According to Musk, the biggest issue is not the production capacity of Fremont
alone, but also the number of batteries Tesla can have. Unless the company drastically increases the availability of these components, it may be ahead of a significant bottleneck.
“The thing we're going to be really focused on is increasing battery production capacity because that's very fundamental. If you don't improve battery production capacity, then you end up just shifting unit volume from one product to another and you haven't actually produced more electric vehicles.”
That would be “part of the reason” for the Semi
production to have been pushed to 2020 instead of 2019 like Tesla previously planned.
“That's part of the reason why we have not, for example, really accelerated production of the Tesla Semi. It does use a lot of cells and unless we've got a lot of battery cells available, accelerating production of the Tesla Semi would then necessarily mean making pure Model 3 or Model Y cars. We've got to really make sure we get a very steep ramp in battery production and continue to improve the cost per kilowatt/hour of the batteries. This is very fundamental and extremely difficult.”
The other reason for that not to happen is probably the limited production capacity. Musk did not address how Tesla plans to solve that, perhaps because no analyst insisted on that. All the Tesla CEO said about this situation was this.

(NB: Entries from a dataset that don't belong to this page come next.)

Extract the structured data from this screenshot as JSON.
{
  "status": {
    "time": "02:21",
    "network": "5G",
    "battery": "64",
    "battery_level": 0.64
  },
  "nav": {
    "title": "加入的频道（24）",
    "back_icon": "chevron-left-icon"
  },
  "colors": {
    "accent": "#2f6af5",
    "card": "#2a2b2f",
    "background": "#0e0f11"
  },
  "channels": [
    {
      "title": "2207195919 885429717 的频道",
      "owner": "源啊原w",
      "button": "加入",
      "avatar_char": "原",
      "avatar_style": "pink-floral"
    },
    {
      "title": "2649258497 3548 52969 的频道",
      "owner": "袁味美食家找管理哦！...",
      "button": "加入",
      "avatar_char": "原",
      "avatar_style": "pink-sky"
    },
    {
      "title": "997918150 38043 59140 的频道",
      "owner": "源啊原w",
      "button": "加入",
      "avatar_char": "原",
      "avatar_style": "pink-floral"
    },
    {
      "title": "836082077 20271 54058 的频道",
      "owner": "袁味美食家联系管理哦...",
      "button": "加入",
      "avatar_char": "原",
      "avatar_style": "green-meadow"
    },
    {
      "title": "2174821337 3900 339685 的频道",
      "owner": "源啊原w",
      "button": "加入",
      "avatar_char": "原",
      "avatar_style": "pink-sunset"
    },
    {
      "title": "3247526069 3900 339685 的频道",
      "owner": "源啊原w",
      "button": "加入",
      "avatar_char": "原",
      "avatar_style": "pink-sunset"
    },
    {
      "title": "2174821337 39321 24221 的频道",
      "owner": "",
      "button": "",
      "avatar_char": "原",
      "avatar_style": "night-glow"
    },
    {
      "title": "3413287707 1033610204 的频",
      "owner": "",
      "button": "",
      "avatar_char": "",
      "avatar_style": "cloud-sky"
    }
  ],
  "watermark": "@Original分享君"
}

“I have never seen actually such a level of demand at this – we've never seen anything like it, basically. I think we will make about as many as we can sell for many years. So, we'll sell as many as we can make. It's going to be pretty nuts.”